Woolly Mammoth will present “Arias With a Twist,” featuring New York drag diva Joey Arias performing a cabaret within fantastical puppetry environments — from the Garden of Eden to Hell. It will run April 4-29, 2012.
The Clarice Smith Center at U-Md., where Twist has been the Jim Henson Artist-in-Residence at the School of Theatre, Dance and Performance Studies for 2010-11, will present his “Symphonie Fantastique” March 29-31, 2012. In that work, a pianist plays Liszt’s arrangement of the Berlioz score, while puppeteers manipulate slips of cloth inside a water tank.
The Washington mini-fest is the first time three of Twist’s pieces have been done in one city in such a closely scheduled repertory, says Trist, 41. “It doesn’t seem like [I’m] old enough to have a gathering of shows like that, to look at my work together like that,” he says. “It’s very flattering. It’s very humbling, too.”
Next season at Woolly
Woolly Mammoth Theatre Company’s 32nd season will focus on the end of civilization. Yet the plays are “comedies with very serious content,” says Artistic Director Howard Shalwitz.
Woolly’s 2011-12 roster is “not at all a dark and gloomy season,” he maintains. “It’s really a celebratory season about the liberation of thinking about transition in our civilization. . . . We all know the ground is shifting from underneath us.”
In “A Bright New Boise” (Oct. 10-Nov. 6) by Samuel D. Hunter, a Christian fundamentalist father, who has left a cultlike group, turns up in Boise, hoping to reconnect with his estranged son, yet longing for the Rapture. John Vreeke will direct.
“Spoiler Alert: Everybody Dies” (Dec. 6, 2011-Jan. 8, 2012) will feature Chicago’s Second City comedy troupe collaborating with Woolly company members on a new piece that will riff on the end-of-civilization theme.
“Civilization (All You Can Eat)” (Feb. 13-March 11, 2012) by Jason Grote (“Maria/Stuart,” “1001”) is a world premiere that Shalwitz will direct.
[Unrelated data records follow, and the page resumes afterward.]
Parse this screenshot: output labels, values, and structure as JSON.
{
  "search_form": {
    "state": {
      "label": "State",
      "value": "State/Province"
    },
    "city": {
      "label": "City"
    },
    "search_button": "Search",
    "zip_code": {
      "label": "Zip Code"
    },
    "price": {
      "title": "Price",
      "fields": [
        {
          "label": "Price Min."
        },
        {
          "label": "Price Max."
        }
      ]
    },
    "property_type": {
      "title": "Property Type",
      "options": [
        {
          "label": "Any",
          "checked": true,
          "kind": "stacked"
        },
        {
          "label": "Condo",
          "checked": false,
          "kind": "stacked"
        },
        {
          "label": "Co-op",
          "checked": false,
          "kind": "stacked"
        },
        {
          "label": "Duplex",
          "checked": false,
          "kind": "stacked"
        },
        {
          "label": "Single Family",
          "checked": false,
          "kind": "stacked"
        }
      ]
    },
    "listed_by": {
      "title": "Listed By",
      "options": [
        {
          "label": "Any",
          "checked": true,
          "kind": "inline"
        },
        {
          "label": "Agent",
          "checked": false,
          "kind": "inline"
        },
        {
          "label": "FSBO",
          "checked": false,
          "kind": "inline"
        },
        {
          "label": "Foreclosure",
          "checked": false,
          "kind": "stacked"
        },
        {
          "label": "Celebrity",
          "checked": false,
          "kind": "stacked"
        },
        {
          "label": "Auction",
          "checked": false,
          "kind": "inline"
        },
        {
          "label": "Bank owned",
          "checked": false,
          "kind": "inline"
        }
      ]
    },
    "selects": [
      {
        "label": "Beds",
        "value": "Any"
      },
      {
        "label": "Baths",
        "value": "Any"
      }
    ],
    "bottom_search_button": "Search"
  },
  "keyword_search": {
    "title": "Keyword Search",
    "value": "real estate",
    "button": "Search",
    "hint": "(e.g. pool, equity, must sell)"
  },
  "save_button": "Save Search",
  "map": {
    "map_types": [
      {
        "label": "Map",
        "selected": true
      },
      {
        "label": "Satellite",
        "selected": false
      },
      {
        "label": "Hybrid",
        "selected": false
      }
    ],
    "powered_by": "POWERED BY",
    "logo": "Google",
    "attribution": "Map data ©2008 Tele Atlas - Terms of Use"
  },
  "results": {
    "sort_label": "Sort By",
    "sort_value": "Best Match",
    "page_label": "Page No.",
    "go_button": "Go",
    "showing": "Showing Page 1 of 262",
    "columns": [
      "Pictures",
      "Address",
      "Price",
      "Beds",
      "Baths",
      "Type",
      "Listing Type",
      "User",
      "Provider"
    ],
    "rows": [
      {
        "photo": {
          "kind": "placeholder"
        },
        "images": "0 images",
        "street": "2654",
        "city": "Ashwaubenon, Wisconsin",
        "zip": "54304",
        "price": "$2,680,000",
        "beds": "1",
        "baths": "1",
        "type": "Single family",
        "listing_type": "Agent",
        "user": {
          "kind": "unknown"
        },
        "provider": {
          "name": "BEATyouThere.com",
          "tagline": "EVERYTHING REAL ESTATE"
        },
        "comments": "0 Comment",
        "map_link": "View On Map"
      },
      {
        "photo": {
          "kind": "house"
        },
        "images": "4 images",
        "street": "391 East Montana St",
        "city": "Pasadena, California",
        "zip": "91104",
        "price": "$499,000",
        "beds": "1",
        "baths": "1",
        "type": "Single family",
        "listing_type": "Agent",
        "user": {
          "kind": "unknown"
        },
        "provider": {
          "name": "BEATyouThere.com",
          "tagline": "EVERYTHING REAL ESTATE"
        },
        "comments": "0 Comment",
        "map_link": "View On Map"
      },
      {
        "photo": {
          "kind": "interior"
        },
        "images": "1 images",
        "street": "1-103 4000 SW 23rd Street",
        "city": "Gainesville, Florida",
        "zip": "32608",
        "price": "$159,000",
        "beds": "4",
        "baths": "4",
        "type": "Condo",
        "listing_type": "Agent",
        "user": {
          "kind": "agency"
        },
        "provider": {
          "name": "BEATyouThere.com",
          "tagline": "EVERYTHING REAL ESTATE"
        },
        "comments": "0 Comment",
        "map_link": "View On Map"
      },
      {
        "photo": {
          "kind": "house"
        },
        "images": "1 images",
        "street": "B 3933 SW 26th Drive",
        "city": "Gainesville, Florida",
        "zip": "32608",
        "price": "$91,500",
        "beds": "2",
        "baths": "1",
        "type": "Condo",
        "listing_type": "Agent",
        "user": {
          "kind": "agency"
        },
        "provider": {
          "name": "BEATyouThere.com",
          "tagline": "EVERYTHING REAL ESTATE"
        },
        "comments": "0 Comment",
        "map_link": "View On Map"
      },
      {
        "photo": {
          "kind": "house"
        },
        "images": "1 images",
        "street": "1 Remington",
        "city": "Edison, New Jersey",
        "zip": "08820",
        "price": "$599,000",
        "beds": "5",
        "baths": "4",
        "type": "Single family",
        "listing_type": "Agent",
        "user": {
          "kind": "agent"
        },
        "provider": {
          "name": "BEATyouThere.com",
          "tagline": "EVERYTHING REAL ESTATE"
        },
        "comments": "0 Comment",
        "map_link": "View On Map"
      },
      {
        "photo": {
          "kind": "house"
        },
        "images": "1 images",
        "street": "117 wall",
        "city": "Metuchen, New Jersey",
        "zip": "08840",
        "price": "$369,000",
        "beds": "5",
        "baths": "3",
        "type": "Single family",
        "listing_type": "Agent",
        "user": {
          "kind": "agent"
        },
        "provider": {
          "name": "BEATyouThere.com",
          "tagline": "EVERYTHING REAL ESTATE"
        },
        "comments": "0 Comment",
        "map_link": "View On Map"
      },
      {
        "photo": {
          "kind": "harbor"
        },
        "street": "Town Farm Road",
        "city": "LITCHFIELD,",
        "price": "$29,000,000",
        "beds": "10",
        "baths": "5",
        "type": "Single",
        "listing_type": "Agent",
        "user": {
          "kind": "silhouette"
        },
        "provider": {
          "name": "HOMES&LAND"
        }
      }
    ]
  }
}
Four friends, just out of grad school in 2008, are inspired by the Obama presidential run and terrified by the economic meltdown.
“Arias With a Twist” (April 4-April 29, 2012), part of the Basil Twist mini-festival.
“Mr. Burns, a Post-Electric Play” (May 28-July 1, 2012) is a world premiere by Anne Washburn (“The Internationalist”), directed by Steven Cosson. Washburn imagines a post-apocalyptic world in which survivors keep their sanity by reenacting their favorite episodes of “The Simpsons.”
In 2005, Stephen Spotswood read an article in Washington City Paper about grave-robbers in 19th-century Washington who sold cadavers to medical schools.
When the 33-year-old playwright was approached by Mary Resing, artistic director of Active Cultures in Prince George’s County, to write a play about 19th-century life, he remembered that article.
Based in Mount Rainier, Active Cultures specializes in new works with some connection to the Washington area — past and present.
From the story, Spotswood recalled the name of a particularly audacious, publicity-seeking grave-robber, Vigo Jansen. Jansen, who went under various aliases, booked the long-gone Theatre Comique on 11th Street in downtown D.C. for a one-man show in which he would demonstrate and discuss his grave-robbing career. Critics were not impressed. It closed.
Spotswood uses Jansen’s flop as a premise on which to hang a backstage comedy with a serious subtext. “The Resurrectionist King,” with Evan Crump as Jansen, runs through April 17 at Active Cultures, which performs at Joe’s Movement Emporium, 3309 Bunker Hill Rd., Mount Rainier.
“I thought, oh, this would be a great way to talk about life and death and what does being alive mean to each and every one of us,” says Spotswood.
Horwitz is a freelance writer.